Top of Data shown

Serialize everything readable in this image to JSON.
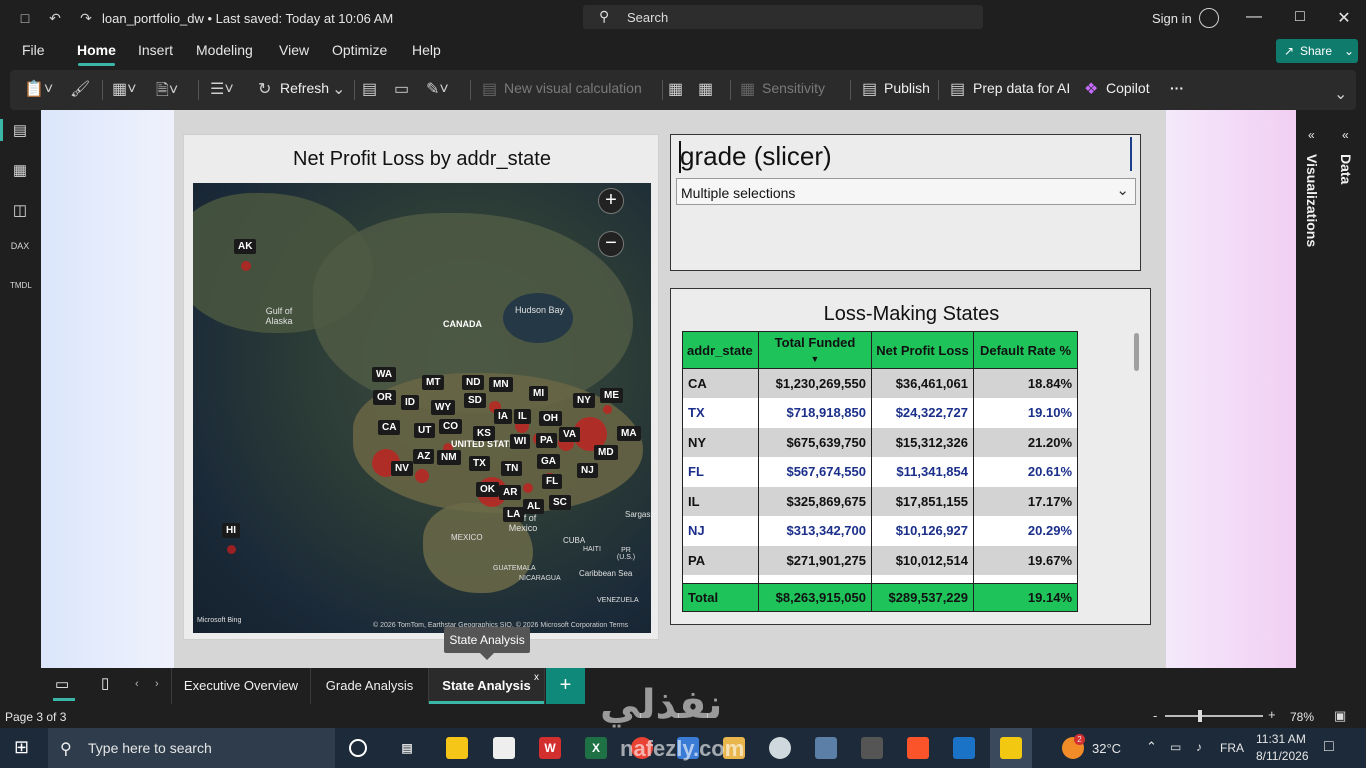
{
  "window": {
    "file_title": "loan_portfolio_dw • Last saved: Today at 10:06 AM",
    "search_placeholder": "Search",
    "signin": "Sign in"
  },
  "menu": {
    "items": [
      "File",
      "Home",
      "Insert",
      "Modeling",
      "View",
      "Optimize",
      "Help"
    ],
    "active": "Home",
    "share": "Share"
  },
  "ribbon": {
    "refresh": "Refresh",
    "new_visual_calc": "New visual calculation",
    "sensitivity": "Sensitivity",
    "publish": "Publish",
    "prep_data": "Prep data for AI",
    "copilot": "Copilot",
    "more": "···"
  },
  "right_panel": {
    "visualizations": "Visualizations",
    "data": "Data"
  },
  "map_visual": {
    "title": "Net Profit Loss by addr_state",
    "labels": {
      "canada": "CANADA",
      "hudson_bay": "Hudson Bay",
      "gulf_alaska": "Gulf of Alaska",
      "united_states": "UNITED STATES",
      "gulf_mexico": "Gulf of Mexico",
      "mexico": "MEXICO",
      "cuba": "CUBA",
      "haiti": "HAITI",
      "pr": "PR (U.S.)",
      "guatemala": "GUATEMALA",
      "nicaragua": "NICARAGUA",
      "caribbean": "Caribbean Sea",
      "venezuela": "VENEZUELA",
      "sargasso": "Sargasso",
      "bing": "Microsoft Bing",
      "credit": "© 2026 TomTom, Earthstar Geographics SIO, © 2026 Microsoft Corporation Terms"
    },
    "states": [
      "AK",
      "HI",
      "WA",
      "OR",
      "ID",
      "MT",
      "ND",
      "MN",
      "MI",
      "NY",
      "ME",
      "CA",
      "NV",
      "UT",
      "WY",
      "SD",
      "IA",
      "IL",
      "OH",
      "CO",
      "KS",
      "WI",
      "PA",
      "VA",
      "MA",
      "AZ",
      "NM",
      "TX",
      "TN",
      "GA",
      "MD",
      "NJ",
      "OK",
      "AR",
      "FL",
      "SC",
      "AL",
      "LA"
    ]
  },
  "slicer": {
    "title": "grade (slicer)",
    "value": "Multiple selections"
  },
  "table_visual": {
    "title": "Loss-Making States",
    "columns": [
      "addr_state",
      "Total Funded",
      "Net Profit Loss",
      "Default Rate %"
    ],
    "rows": [
      [
        "CA",
        "$1,230,269,550",
        "$36,461,061",
        "18.84%"
      ],
      [
        "TX",
        "$718,918,850",
        "$24,322,727",
        "19.10%"
      ],
      [
        "NY",
        "$675,639,750",
        "$15,312,326",
        "21.20%"
      ],
      [
        "FL",
        "$567,674,550",
        "$11,341,854",
        "20.61%"
      ],
      [
        "IL",
        "$325,869,675",
        "$17,851,155",
        "17.17%"
      ],
      [
        "NJ",
        "$313,342,700",
        "$10,126,927",
        "20.29%"
      ],
      [
        "PA",
        "$271,901,275",
        "$10,012,514",
        "19.67%"
      ]
    ],
    "total": [
      "Total",
      "$8,263,915,050",
      "$289,537,229",
      "19.14%"
    ]
  },
  "tooltip": "State Analysis",
  "tabs": [
    "Executive Overview",
    "Grade Analysis",
    "State Analysis"
  ],
  "active_tab": "State Analysis",
  "status": {
    "page": "Page 3 of 3",
    "zoom": "78%"
  },
  "taskbar": {
    "search_placeholder": "Type here to search",
    "temperature": "32°C",
    "language": "FRA",
    "time": "11:31 AM",
    "date": "8/11/2026",
    "notif_count": "2"
  },
  "watermark": {
    "arabic": "نفذلي",
    "latin": "nafezly.com"
  },
  "colors": {
    "accent_teal": "#3bb7a8",
    "table_header_green": "#1ec45a",
    "bubble_red": "#c81e1e"
  }
}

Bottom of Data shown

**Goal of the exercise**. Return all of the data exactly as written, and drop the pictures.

**Reply to the task**.
Serialize everything readable in this image to JSON.
{
  "window": {
    "file_title": "loan_portfolio_dw • Last saved: Today at 10:06 AM",
    "search_placeholder": "Search",
    "signin": "Sign in"
  },
  "menu": {
    "items": [
      "File",
      "Home",
      "Insert",
      "Modeling",
      "View",
      "Optimize",
      "Help"
    ],
    "active": "Home",
    "share": "Share"
  },
  "ribbon": {
    "refresh": "Refresh",
    "new_visual_calc": "New visual calculation",
    "sensitivity": "Sensitivity",
    "publish": "Publish",
    "prep_data": "Prep data for AI",
    "copilot": "Copilot",
    "more": "···"
  },
  "right_panel": {
    "visualizations": "Visualizations",
    "data": "Data"
  },
  "map_visual": {
    "title": "Net Profit Loss by addr_state",
    "labels": {
      "canada": "CANADA",
      "hudson_bay": "Hudson Bay",
      "gulf_alaska": "Gulf of Alaska",
      "united_states": "UNITED STATES",
      "gulf_mexico": "Gulf of Mexico",
      "mexico": "MEXICO",
      "cuba": "CUBA",
      "haiti": "HAITI",
      "pr": "PR (U.S.)",
      "guatemala": "GUATEMALA",
      "nicaragua": "NICARAGUA",
      "caribbean": "Caribbean Sea",
      "venezuela": "VENEZUELA",
      "sargasso": "Sargasso",
      "bing": "Microsoft Bing",
      "credit": "© 2026 TomTom, Earthstar Geographics SIO, © 2026 Microsoft Corporation Terms"
    },
    "states": [
      "AK",
      "HI",
      "WA",
      "OR",
      "ID",
      "MT",
      "ND",
      "MN",
      "MI",
      "NY",
      "ME",
      "CA",
      "NV",
      "UT",
      "WY",
      "SD",
      "IA",
      "IL",
      "OH",
      "CO",
      "KS",
      "WI",
      "PA",
      "VA",
      "MA",
      "AZ",
      "NM",
      "TX",
      "TN",
      "GA",
      "MD",
      "NJ",
      "OK",
      "AR",
      "FL",
      "SC",
      "AL",
      "LA"
    ]
  },
  "slicer": {
    "title": "grade (slicer)",
    "value": "Multiple selections"
  },
  "table_visual": {
    "title": "Loss-Making States",
    "columns": [
      "addr_state",
      "Total Funded",
      "Net Profit Loss",
      "Default Rate %"
    ],
    "rows": [
      [
        "CA",
        "$1,230,269,550",
        "$36,461,061",
        "18.84%"
      ],
      [
        "TX",
        "$718,918,850",
        "$24,322,727",
        "19.10%"
      ],
      [
        "NY",
        "$675,639,750",
        "$15,312,326",
        "21.20%"
      ],
      [
        "FL",
        "$567,674,550",
        "$11,341,854",
        "20.61%"
      ],
      [
        "IL",
        "$325,869,675",
        "$17,851,155",
        "17.17%"
      ],
      [
        "NJ",
        "$313,342,700",
        "$10,126,927",
        "20.29%"
      ],
      [
        "PA",
        "$271,901,275",
        "$10,012,514",
        "19.67%"
      ]
    ],
    "total": [
      "Total",
      "$8,263,915,050",
      "$289,537,229",
      "19.14%"
    ]
  },
  "tooltip": "State Analysis",
  "tabs": [
    "Executive Overview",
    "Grade Analysis",
    "State Analysis"
  ],
  "active_tab": "State Analysis",
  "status": {
    "page": "Page 3 of 3",
    "zoom": "78%"
  },
  "taskbar": {
    "search_placeholder": "Type here to search",
    "temperature": "32°C",
    "language": "FRA",
    "time": "11:31 AM",
    "date": "8/11/2026",
    "notif_count": "2"
  },
  "watermark": {
    "arabic": "نفذلي",
    "latin": "nafezly.com"
  },
  "colors": {
    "accent_teal": "#3bb7a8",
    "table_header_green": "#1ec45a",
    "bubble_red": "#c81e1e"
  }
}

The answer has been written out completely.